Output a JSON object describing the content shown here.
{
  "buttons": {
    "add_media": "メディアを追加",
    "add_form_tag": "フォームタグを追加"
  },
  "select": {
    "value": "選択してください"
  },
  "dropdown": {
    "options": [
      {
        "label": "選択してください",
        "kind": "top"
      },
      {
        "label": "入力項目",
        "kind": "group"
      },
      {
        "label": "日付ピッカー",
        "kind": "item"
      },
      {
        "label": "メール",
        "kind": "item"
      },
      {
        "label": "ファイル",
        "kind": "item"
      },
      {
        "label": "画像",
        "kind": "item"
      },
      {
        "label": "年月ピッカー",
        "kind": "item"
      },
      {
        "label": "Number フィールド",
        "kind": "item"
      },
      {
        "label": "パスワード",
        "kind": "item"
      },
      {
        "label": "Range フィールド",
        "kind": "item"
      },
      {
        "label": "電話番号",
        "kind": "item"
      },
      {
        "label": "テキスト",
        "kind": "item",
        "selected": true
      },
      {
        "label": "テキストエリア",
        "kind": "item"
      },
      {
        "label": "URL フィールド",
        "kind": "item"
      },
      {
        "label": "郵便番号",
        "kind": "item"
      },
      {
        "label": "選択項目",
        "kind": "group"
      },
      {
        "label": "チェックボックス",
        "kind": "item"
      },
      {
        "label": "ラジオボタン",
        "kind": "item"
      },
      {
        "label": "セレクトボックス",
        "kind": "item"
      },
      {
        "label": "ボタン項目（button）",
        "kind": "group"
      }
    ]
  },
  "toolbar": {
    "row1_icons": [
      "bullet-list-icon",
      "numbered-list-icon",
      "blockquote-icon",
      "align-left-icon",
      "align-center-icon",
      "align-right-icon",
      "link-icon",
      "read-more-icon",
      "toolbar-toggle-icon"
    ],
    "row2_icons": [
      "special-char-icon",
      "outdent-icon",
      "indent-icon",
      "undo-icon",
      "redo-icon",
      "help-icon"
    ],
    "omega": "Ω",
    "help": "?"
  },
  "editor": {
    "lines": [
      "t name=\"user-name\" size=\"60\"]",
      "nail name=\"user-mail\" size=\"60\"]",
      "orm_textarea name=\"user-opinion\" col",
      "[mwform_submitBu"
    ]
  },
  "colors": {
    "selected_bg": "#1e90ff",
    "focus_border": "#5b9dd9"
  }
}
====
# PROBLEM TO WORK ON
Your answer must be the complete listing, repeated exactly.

# RESPONSE TO THIS TASK
Output a JSON object describing the content shown here.
{
  "buttons": {
    "add_media": "メディアを追加",
    "add_form_tag": "フォームタグを追加"
  },
  "select": {
    "value": "選択してください"
  },
  "dropdown": {
    "options": [
      {
        "label": "選択してください",
        "kind": "top"
      },
      {
        "label": "入力項目",
        "kind": "group"
      },
      {
        "label": "日付ピッカー",
        "kind": "item"
      },
      {
        "label": "メール",
        "kind": "item"
      },
      {
        "label": "ファイル",
        "kind": "item"
      },
      {
        "label": "画像",
        "kind": "item"
      },
      {
        "label": "年月ピッカー",
        "kind": "item"
      },
      {
        "label": "Number フィールド",
        "kind": "item"
      },
      {
        "label": "パスワード",
        "kind": "item"
      },
      {
        "label": "Range フィールド",
        "kind": "item"
      },
      {
        "label": "電話番号",
        "kind": "item"
      },
      {
        "label": "テキスト",
        "kind": "item",
        "selected": true
      },
      {
        "label": "テキストエリア",
        "kind": "item"
      },
      {
        "label": "URL フィールド",
        "kind": "item"
      },
      {
        "label": "郵便番号",
        "kind": "item"
      },
      {
        "label": "選択項目",
        "kind": "group"
      },
      {
        "label": "チェックボックス",
        "kind": "item"
      },
      {
        "label": "ラジオボタン",
        "kind": "item"
      },
      {
        "label": "セレクトボックス",
        "kind": "item"
      },
      {
        "label": "ボタン項目（button）",
        "kind": "group"
      }
    ]
  },
  "toolbar": {
    "row1_icons": [
      "bullet-list-icon",
      "numbered-list-icon",
      "blockquote-icon",
      "align-left-icon",
      "align-center-icon",
      "align-right-icon",
      "link-icon",
      "read-more-icon",
      "toolbar-toggle-icon"
    ],
    "row2_icons": [
      "special-char-icon",
      "outdent-icon",
      "indent-icon",
      "undo-icon",
      "redo-icon",
      "help-icon"
    ],
    "omega": "Ω",
    "help": "?"
  },
  "editor": {
    "lines": [
      "t name=\"user-name\" size=\"60\"]",
      "nail name=\"user-mail\" size=\"60\"]",
      "orm_textarea name=\"user-opinion\" col",
      "[mwform_submitBu"
    ]
  },
  "colors": {
    "selected_bg": "#1e90ff",
    "focus_border": "#5b9dd9"
  }
}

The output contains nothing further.